Presenter: Scott Ventrella, Executive Leadership Development, Author, and Radio Personality
If you were able to gauge the integrity of your organization where would you fall? Do you have the typical, dysfunctional, or optimum culture of integrity at your workplace? Scott W. Ventrella explores this and more in his webinar "Building Cultures of Integrity." Culture is the interwoven system of beliefs and attitude, and integrity is wholeness.
If you don't have wholeness of beliefs and attitude, what do you have? An unethical environment; some signs of this are lack of trust, finger pointing, people trying to cover themselves, very little whistle blowing, and people hesitant of reporting wrongdoing. In environments like this, employees don't trust their complaints will be followed through; they have the attitude that things won't change. This is a culture of ethical failure.
How do you change that kind of environment? Reinforce and believe in the mission off the organization. Strive for complete alignment and congruency of what we say and what we do. There are three components to look for. The first one is intuition: we should have a very clear idea on what the organizational values are. The second component is reason. Scott talks about decision-making, right versus wrong and right versus right. Right versus wrong is moral temptations where we may know the right thing to do but are sometimes tempted. With this though, the decision-making process is straightforward: do what is right. With right versus right, what to do isn't straightforward. Take two very strong values, such as truth and loyalty: which is the right value to live and work by? Scott uses examples on these rights and more in his dilemma paradigms.
The third, and last, component is action. Scott talks about having the courage to take action and how integrity is everyone's job. He said that simply having an ethics officer isn't enough. You can't appoint someone to do something that is everyone's job. Everybody has a responsibility and should be held accountable.
Along with these three components, Scott identifies 10 characteristics of building a culture of integrity. When we have to make ethical decisions in the moment, and don't have time to check the manual or consult with anybody, Scott says we need to stick to this framework.

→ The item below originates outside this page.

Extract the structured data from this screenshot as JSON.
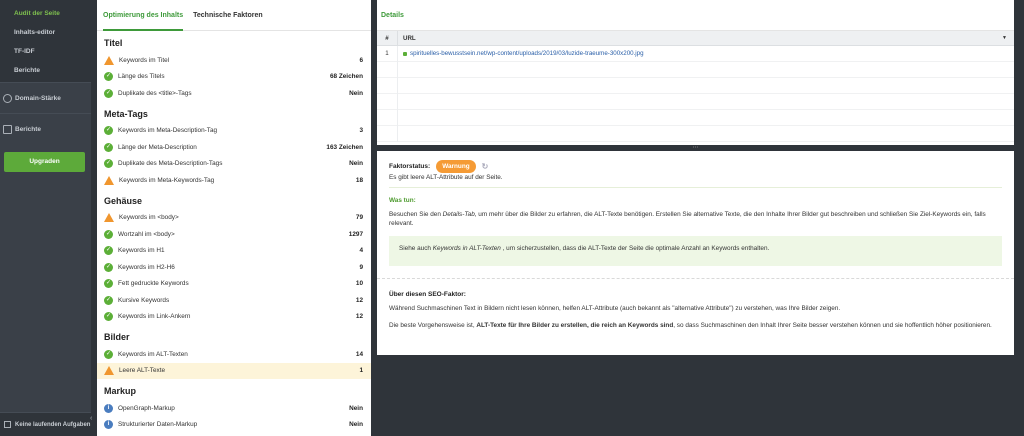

The only way to do that is to embed it in the entire curriculum with constant, continuous reinforcement.
This session will cover the following topics:
•The 10 characteristics of a culture of integrity

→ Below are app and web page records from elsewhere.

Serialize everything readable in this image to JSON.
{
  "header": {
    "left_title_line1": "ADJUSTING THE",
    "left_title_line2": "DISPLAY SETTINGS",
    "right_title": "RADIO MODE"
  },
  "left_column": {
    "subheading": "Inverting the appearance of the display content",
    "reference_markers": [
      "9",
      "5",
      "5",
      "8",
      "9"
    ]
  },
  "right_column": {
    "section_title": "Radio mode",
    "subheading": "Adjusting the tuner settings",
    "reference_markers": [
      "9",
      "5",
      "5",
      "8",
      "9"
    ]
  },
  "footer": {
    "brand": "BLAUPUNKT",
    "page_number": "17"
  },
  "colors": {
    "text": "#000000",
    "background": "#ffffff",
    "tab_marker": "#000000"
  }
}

•How to mobilize the organization to build a culture of integrity
•Individual ethical decision making
•Senior HR Executives

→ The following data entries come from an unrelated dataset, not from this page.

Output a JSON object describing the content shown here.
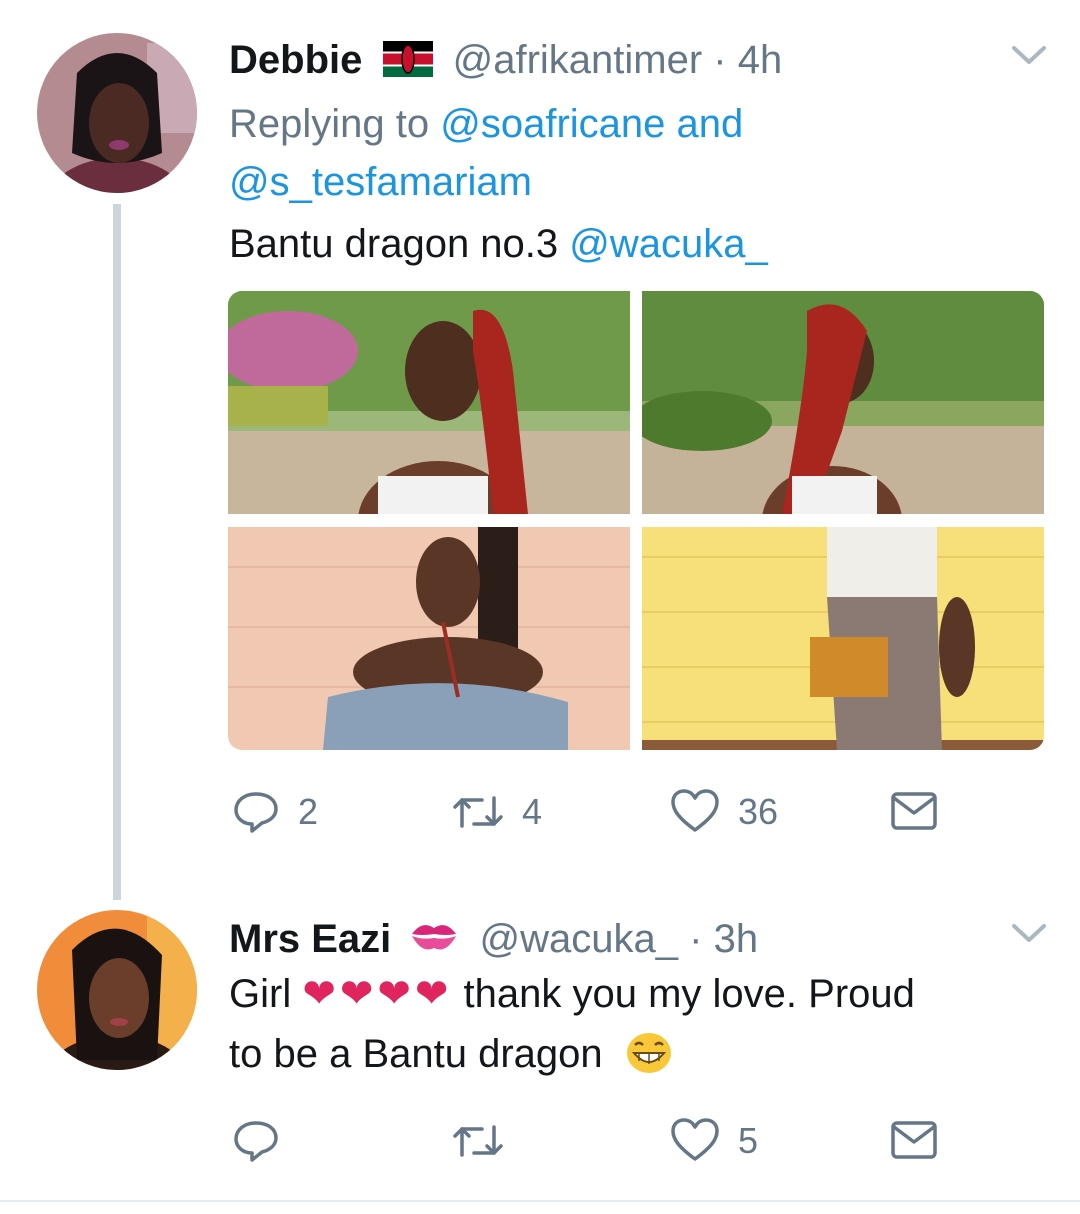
{
  "tweet1": {
    "author_name": "Debbie",
    "author_flag": "kenya-flag-emoji",
    "handle": "@afrikantimer",
    "separator": "·",
    "time": "4h",
    "replying_prefix": "Replying to",
    "replying_user1": "@soafricane",
    "replying_and": "and",
    "replying_user2": "@s_tesfamariam",
    "text": "Bantu dragon no.3",
    "text_mention": "@wacuka_",
    "photos": [
      "photo-1",
      "photo-2",
      "photo-3",
      "photo-4"
    ],
    "actions": {
      "reply_count": "2",
      "retweet_count": "4",
      "like_count": "36"
    }
  },
  "tweet2": {
    "author_name": "Mrs Eazi",
    "author_emoji": "kiss-mark-emoji",
    "handle": "@wacuka_",
    "separator": "·",
    "time": "3h",
    "text_prefix": "Girl",
    "hearts": "❤❤❤❤",
    "text_line1_rest": "thank you my love. Proud",
    "text_line2": "to be a Bantu dragon",
    "text_emoji": "laughing-face-emoji",
    "actions": {
      "reply_count": "",
      "retweet_count": "",
      "like_count": "5"
    }
  },
  "colors": {
    "link": "#1b95e0",
    "muted": "#657786",
    "thread_line": "#ccd6dd",
    "heart": "#e0245e"
  }
}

•Chief Learning Officers
•Ethics and Compliance Officers
•Organizational Development executives/professionals